-------- Input material

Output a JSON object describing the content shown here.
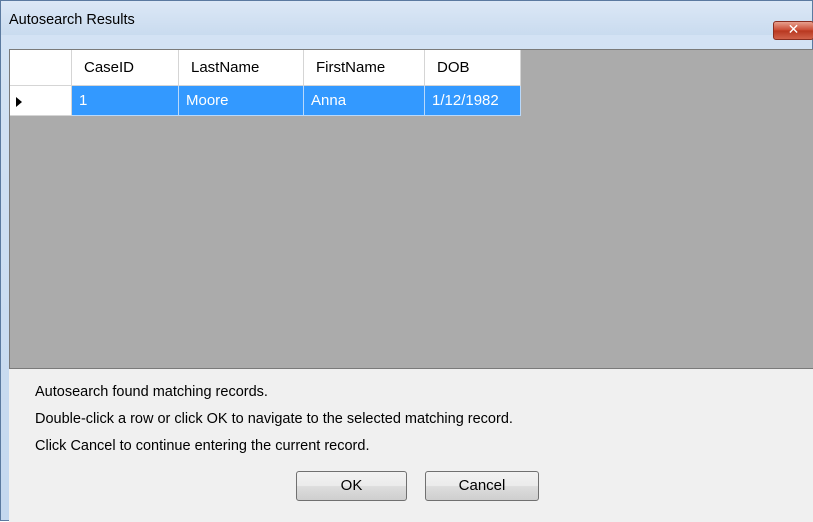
{
  "window": {
    "title": "Autosearch Results",
    "close_glyph": "✕"
  },
  "grid": {
    "columns": [
      "CaseID",
      "LastName",
      "FirstName",
      "DOB"
    ],
    "rows": [
      {
        "CaseID": "1",
        "LastName": "Moore",
        "FirstName": "Anna",
        "DOB": "1/12/1982",
        "selected": true
      }
    ]
  },
  "messages": {
    "line1": "Autosearch found matching records.",
    "line2": "Double-click a row or click OK to navigate to the selected matching record.",
    "line3": "Click Cancel to continue entering the current record."
  },
  "buttons": {
    "ok": "OK",
    "cancel": "Cancel"
  },
  "colors": {
    "selection": "#3399ff",
    "grid_background": "#ababab"
  }
}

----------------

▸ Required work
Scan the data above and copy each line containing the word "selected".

▸ Response area
        "selected": true
    "line2": "Double-click a row or click OK to navigate to the selected matching record.",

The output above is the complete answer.